■ DATA SUPPLIED ■
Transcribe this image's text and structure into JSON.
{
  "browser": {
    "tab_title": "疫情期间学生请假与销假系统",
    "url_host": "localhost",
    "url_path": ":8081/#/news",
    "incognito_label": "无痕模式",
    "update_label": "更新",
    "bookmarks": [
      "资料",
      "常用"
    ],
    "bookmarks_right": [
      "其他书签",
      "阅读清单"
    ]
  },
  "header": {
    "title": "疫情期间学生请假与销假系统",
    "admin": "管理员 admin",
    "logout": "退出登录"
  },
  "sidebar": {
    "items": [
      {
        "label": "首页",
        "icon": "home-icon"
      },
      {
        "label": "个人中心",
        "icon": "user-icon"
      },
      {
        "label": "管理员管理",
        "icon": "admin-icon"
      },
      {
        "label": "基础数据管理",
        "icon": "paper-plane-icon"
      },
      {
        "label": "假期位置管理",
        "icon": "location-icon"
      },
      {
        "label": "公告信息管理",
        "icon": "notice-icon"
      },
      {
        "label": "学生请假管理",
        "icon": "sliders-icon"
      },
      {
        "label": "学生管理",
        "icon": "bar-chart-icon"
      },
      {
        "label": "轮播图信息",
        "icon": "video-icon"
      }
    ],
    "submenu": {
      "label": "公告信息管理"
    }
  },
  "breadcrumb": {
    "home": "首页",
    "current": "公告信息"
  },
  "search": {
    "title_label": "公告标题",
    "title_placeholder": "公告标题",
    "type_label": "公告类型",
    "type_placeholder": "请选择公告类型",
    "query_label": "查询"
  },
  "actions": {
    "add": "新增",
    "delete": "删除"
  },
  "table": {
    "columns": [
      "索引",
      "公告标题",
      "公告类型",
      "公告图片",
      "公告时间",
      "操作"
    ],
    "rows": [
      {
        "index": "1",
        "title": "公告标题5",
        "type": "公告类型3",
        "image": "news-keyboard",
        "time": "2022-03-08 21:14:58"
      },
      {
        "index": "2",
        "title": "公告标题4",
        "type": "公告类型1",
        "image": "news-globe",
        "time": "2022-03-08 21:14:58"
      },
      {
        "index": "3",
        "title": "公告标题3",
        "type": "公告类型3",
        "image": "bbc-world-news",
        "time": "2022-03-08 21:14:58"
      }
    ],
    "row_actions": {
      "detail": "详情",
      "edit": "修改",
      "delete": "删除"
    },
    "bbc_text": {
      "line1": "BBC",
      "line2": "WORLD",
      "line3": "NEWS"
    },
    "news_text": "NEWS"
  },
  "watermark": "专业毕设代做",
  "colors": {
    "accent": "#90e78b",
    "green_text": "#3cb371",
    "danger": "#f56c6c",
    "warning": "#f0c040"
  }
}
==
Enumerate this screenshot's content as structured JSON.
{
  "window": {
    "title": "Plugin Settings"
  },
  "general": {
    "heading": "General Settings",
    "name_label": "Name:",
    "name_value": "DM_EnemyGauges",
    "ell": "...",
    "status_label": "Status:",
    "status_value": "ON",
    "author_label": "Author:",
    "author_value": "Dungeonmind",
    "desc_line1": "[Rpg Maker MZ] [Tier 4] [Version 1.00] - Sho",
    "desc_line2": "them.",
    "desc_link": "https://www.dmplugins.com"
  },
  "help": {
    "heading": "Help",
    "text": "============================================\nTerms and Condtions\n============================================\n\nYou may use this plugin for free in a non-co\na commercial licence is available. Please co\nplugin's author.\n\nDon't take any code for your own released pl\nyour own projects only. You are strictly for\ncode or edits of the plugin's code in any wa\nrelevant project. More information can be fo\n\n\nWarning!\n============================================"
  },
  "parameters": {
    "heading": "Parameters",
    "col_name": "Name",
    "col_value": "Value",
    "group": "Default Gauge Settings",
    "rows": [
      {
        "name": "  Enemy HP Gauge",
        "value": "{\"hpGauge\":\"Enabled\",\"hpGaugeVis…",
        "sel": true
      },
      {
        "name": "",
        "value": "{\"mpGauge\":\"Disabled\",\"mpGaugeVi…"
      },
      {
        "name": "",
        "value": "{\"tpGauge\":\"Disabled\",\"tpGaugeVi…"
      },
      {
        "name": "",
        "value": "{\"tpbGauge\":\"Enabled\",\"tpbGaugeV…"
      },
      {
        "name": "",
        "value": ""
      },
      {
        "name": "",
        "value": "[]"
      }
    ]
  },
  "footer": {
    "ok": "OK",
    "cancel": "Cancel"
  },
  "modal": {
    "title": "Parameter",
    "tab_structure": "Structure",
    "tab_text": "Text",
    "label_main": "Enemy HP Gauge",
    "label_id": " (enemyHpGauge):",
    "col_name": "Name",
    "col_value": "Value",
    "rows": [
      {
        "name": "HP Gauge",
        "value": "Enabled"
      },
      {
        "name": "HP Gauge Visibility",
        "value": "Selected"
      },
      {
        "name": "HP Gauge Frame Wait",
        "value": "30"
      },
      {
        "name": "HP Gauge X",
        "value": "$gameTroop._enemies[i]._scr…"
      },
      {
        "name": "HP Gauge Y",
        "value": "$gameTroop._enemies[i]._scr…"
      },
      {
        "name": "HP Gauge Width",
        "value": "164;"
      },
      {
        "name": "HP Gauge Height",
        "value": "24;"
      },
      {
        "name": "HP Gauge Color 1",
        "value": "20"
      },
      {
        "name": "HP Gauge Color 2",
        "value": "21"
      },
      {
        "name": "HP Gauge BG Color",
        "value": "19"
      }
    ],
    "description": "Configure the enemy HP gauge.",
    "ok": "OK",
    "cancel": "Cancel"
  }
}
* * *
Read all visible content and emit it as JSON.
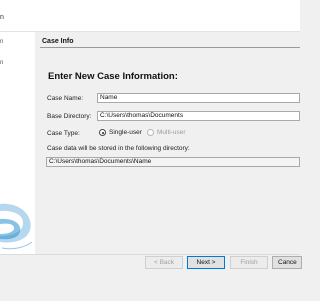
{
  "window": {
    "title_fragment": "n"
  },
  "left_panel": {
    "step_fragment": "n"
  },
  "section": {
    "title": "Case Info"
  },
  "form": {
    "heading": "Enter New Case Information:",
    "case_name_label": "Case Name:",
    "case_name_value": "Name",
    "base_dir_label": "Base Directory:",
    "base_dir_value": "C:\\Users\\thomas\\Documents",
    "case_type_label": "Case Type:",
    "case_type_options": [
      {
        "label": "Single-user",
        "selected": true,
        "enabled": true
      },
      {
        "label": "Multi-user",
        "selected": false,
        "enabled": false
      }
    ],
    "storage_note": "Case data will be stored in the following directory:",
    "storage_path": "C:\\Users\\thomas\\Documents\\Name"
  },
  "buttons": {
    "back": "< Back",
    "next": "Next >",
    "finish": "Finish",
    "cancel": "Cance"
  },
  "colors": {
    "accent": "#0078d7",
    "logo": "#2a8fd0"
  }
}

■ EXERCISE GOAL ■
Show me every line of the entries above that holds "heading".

■ EXERCISE OUTPUT ■
    "heading": "General Settings",
    "heading": "Help",
    "heading": "Parameters",
    "heading": "Enter New Case Information:",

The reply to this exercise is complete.